◆ **EXERCISE DIRECTIONS**: What you return must match the records exactly, except that the pictures are gone.

* * *

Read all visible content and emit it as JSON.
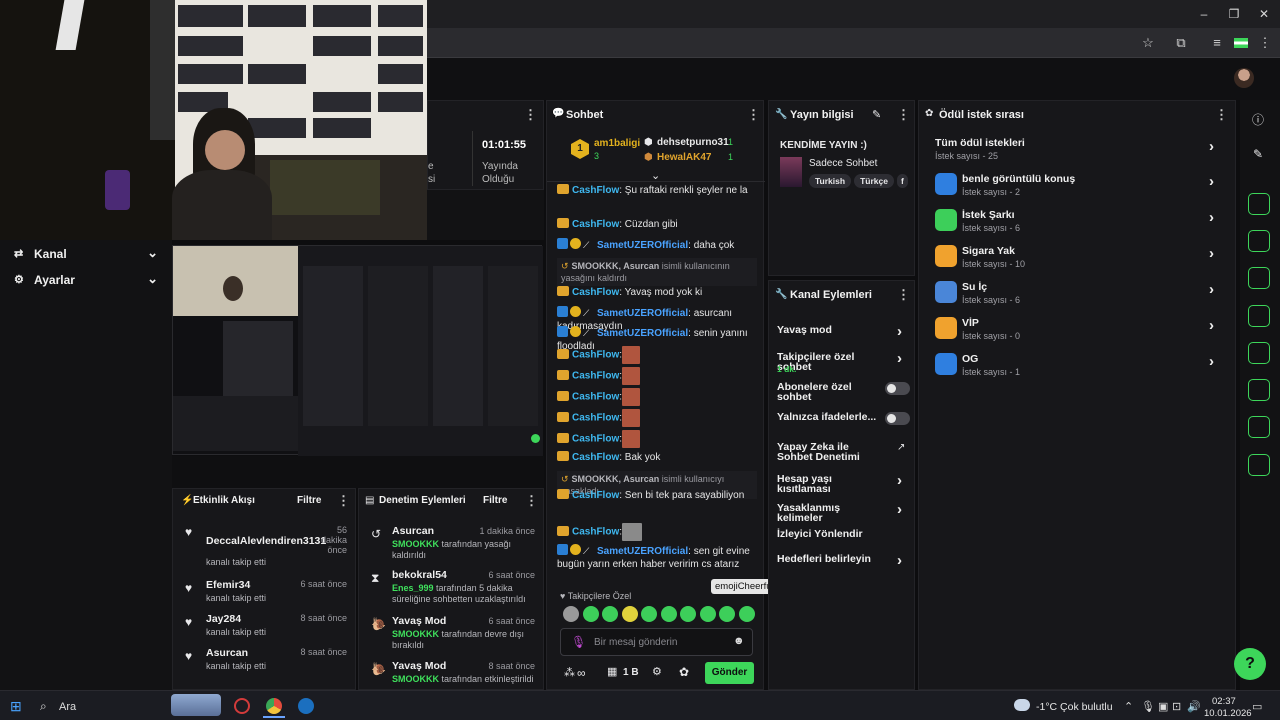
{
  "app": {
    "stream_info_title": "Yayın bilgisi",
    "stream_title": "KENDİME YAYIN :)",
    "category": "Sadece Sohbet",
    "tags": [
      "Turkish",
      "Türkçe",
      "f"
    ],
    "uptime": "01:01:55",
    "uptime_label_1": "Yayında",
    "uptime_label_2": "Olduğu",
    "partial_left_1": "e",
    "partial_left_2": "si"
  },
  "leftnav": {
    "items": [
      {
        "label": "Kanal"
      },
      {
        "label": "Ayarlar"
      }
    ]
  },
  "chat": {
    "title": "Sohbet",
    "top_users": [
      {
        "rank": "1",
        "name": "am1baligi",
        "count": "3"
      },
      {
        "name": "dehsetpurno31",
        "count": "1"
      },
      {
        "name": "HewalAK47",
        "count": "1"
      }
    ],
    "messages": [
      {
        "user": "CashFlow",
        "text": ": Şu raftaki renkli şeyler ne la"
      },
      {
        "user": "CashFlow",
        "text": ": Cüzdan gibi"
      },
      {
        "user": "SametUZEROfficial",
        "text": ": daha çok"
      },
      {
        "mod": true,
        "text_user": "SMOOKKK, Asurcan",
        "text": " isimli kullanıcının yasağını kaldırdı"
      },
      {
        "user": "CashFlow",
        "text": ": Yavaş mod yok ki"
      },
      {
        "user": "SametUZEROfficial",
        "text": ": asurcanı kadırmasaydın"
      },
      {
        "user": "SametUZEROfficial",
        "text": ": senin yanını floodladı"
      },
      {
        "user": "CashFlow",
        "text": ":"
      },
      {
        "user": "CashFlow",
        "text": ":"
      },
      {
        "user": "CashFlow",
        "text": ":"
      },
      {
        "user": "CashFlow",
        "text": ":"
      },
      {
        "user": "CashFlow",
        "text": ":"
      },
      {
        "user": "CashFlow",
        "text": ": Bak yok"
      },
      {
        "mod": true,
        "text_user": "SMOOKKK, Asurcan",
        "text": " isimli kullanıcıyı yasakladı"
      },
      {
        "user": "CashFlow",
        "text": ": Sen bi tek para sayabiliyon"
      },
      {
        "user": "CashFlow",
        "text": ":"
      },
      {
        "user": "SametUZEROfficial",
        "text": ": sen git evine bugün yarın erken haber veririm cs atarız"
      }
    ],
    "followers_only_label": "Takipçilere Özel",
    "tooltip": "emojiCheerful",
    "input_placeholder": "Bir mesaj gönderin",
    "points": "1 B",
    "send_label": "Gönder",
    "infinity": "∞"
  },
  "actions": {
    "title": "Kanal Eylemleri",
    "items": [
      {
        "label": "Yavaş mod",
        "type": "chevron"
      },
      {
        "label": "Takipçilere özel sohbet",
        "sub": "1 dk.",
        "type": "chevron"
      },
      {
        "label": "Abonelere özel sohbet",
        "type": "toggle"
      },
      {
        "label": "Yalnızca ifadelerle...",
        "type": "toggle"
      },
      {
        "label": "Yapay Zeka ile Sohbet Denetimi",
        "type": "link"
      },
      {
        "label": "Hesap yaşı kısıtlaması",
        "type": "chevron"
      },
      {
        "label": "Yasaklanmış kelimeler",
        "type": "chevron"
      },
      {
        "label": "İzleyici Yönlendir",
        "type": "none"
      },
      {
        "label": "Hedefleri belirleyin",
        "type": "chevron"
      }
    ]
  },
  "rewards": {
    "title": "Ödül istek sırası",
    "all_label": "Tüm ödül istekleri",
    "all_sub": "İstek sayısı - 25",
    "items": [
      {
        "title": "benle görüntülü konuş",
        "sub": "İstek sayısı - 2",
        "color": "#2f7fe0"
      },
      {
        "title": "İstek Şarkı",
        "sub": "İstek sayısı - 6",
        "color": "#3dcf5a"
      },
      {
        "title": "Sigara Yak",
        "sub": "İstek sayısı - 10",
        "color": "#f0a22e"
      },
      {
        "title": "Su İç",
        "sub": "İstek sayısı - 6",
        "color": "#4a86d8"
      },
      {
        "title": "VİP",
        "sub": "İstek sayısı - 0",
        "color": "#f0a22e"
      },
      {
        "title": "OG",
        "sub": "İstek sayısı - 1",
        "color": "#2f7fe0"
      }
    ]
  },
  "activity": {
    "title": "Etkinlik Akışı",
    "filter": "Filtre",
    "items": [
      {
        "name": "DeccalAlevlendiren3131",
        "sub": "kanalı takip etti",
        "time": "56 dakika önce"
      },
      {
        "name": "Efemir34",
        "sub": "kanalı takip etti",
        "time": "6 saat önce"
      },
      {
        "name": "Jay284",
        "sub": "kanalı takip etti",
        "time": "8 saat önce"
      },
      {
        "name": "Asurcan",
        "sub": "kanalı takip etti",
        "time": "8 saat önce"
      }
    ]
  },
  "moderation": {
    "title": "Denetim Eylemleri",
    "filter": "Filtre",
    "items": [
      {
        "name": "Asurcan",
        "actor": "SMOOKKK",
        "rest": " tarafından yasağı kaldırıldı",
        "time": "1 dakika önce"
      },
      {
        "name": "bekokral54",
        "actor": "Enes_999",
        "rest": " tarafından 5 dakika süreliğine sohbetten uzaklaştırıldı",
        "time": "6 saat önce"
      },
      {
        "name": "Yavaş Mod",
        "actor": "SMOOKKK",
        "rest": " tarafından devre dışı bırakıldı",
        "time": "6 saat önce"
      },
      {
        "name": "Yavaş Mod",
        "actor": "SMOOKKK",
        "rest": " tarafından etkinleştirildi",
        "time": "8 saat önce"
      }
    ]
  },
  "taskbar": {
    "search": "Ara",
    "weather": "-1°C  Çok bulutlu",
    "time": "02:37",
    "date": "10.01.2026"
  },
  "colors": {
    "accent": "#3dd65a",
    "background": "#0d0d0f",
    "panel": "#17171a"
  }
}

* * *

◆ **TASK ANSWER**:
Read all visible content and emit it as JSON.
{
  "app": {
    "stream_info_title": "Yayın bilgisi",
    "stream_title": "KENDİME YAYIN :)",
    "category": "Sadece Sohbet",
    "tags": [
      "Turkish",
      "Türkçe",
      "f"
    ],
    "uptime": "01:01:55",
    "uptime_label_1": "Yayında",
    "uptime_label_2": "Olduğu",
    "partial_left_1": "e",
    "partial_left_2": "si"
  },
  "leftnav": {
    "items": [
      {
        "label": "Kanal"
      },
      {
        "label": "Ayarlar"
      }
    ]
  },
  "chat": {
    "title": "Sohbet",
    "top_users": [
      {
        "rank": "1",
        "name": "am1baligi",
        "count": "3"
      },
      {
        "name": "dehsetpurno31",
        "count": "1"
      },
      {
        "name": "HewalAK47",
        "count": "1"
      }
    ],
    "messages": [
      {
        "user": "CashFlow",
        "text": ": Şu raftaki renkli şeyler ne la"
      },
      {
        "user": "CashFlow",
        "text": ": Cüzdan gibi"
      },
      {
        "user": "SametUZEROfficial",
        "text": ": daha çok"
      },
      {
        "mod": true,
        "text_user": "SMOOKKK, Asurcan",
        "text": " isimli kullanıcının yasağını kaldırdı"
      },
      {
        "user": "CashFlow",
        "text": ": Yavaş mod yok ki"
      },
      {
        "user": "SametUZEROfficial",
        "text": ": asurcanı kadırmasaydın"
      },
      {
        "user": "SametUZEROfficial",
        "text": ": senin yanını floodladı"
      },
      {
        "user": "CashFlow",
        "text": ":"
      },
      {
        "user": "CashFlow",
        "text": ":"
      },
      {
        "user": "CashFlow",
        "text": ":"
      },
      {
        "user": "CashFlow",
        "text": ":"
      },
      {
        "user": "CashFlow",
        "text": ":"
      },
      {
        "user": "CashFlow",
        "text": ": Bak yok"
      },
      {
        "mod": true,
        "text_user": "SMOOKKK, Asurcan",
        "text": " isimli kullanıcıyı yasakladı"
      },
      {
        "user": "CashFlow",
        "text": ": Sen bi tek para sayabiliyon"
      },
      {
        "user": "CashFlow",
        "text": ":"
      },
      {
        "user": "SametUZEROfficial",
        "text": ": sen git evine bugün yarın erken haber veririm cs atarız"
      }
    ],
    "followers_only_label": "Takipçilere Özel",
    "tooltip": "emojiCheerful",
    "input_placeholder": "Bir mesaj gönderin",
    "points": "1 B",
    "send_label": "Gönder",
    "infinity": "∞"
  },
  "actions": {
    "title": "Kanal Eylemleri",
    "items": [
      {
        "label": "Yavaş mod",
        "type": "chevron"
      },
      {
        "label": "Takipçilere özel sohbet",
        "sub": "1 dk.",
        "type": "chevron"
      },
      {
        "label": "Abonelere özel sohbet",
        "type": "toggle"
      },
      {
        "label": "Yalnızca ifadelerle...",
        "type": "toggle"
      },
      {
        "label": "Yapay Zeka ile Sohbet Denetimi",
        "type": "link"
      },
      {
        "label": "Hesap yaşı kısıtlaması",
        "type": "chevron"
      },
      {
        "label": "Yasaklanmış kelimeler",
        "type": "chevron"
      },
      {
        "label": "İzleyici Yönlendir",
        "type": "none"
      },
      {
        "label": "Hedefleri belirleyin",
        "type": "chevron"
      }
    ]
  },
  "rewards": {
    "title": "Ödül istek sırası",
    "all_label": "Tüm ödül istekleri",
    "all_sub": "İstek sayısı - 25",
    "items": [
      {
        "title": "benle görüntülü konuş",
        "sub": "İstek sayısı - 2",
        "color": "#2f7fe0"
      },
      {
        "title": "İstek Şarkı",
        "sub": "İstek sayısı - 6",
        "color": "#3dcf5a"
      },
      {
        "title": "Sigara Yak",
        "sub": "İstek sayısı - 10",
        "color": "#f0a22e"
      },
      {
        "title": "Su İç",
        "sub": "İstek sayısı - 6",
        "color": "#4a86d8"
      },
      {
        "title": "VİP",
        "sub": "İstek sayısı - 0",
        "color": "#f0a22e"
      },
      {
        "title": "OG",
        "sub": "İstek sayısı - 1",
        "color": "#2f7fe0"
      }
    ]
  },
  "activity": {
    "title": "Etkinlik Akışı",
    "filter": "Filtre",
    "items": [
      {
        "name": "DeccalAlevlendiren3131",
        "sub": "kanalı takip etti",
        "time": "56 dakika önce"
      },
      {
        "name": "Efemir34",
        "sub": "kanalı takip etti",
        "time": "6 saat önce"
      },
      {
        "name": "Jay284",
        "sub": "kanalı takip etti",
        "time": "8 saat önce"
      },
      {
        "name": "Asurcan",
        "sub": "kanalı takip etti",
        "time": "8 saat önce"
      }
    ]
  },
  "moderation": {
    "title": "Denetim Eylemleri",
    "filter": "Filtre",
    "items": [
      {
        "name": "Asurcan",
        "actor": "SMOOKKK",
        "rest": " tarafından yasağı kaldırıldı",
        "time": "1 dakika önce"
      },
      {
        "name": "bekokral54",
        "actor": "Enes_999",
        "rest": " tarafından 5 dakika süreliğine sohbetten uzaklaştırıldı",
        "time": "6 saat önce"
      },
      {
        "name": "Yavaş Mod",
        "actor": "SMOOKKK",
        "rest": " tarafından devre dışı bırakıldı",
        "time": "6 saat önce"
      },
      {
        "name": "Yavaş Mod",
        "actor": "SMOOKKK",
        "rest": " tarafından etkinleştirildi",
        "time": "8 saat önce"
      }
    ]
  },
  "taskbar": {
    "search": "Ara",
    "weather": "-1°C  Çok bulutlu",
    "time": "02:37",
    "date": "10.01.2026"
  },
  "colors": {
    "accent": "#3dd65a",
    "background": "#0d0d0f",
    "panel": "#17171a"
  }
}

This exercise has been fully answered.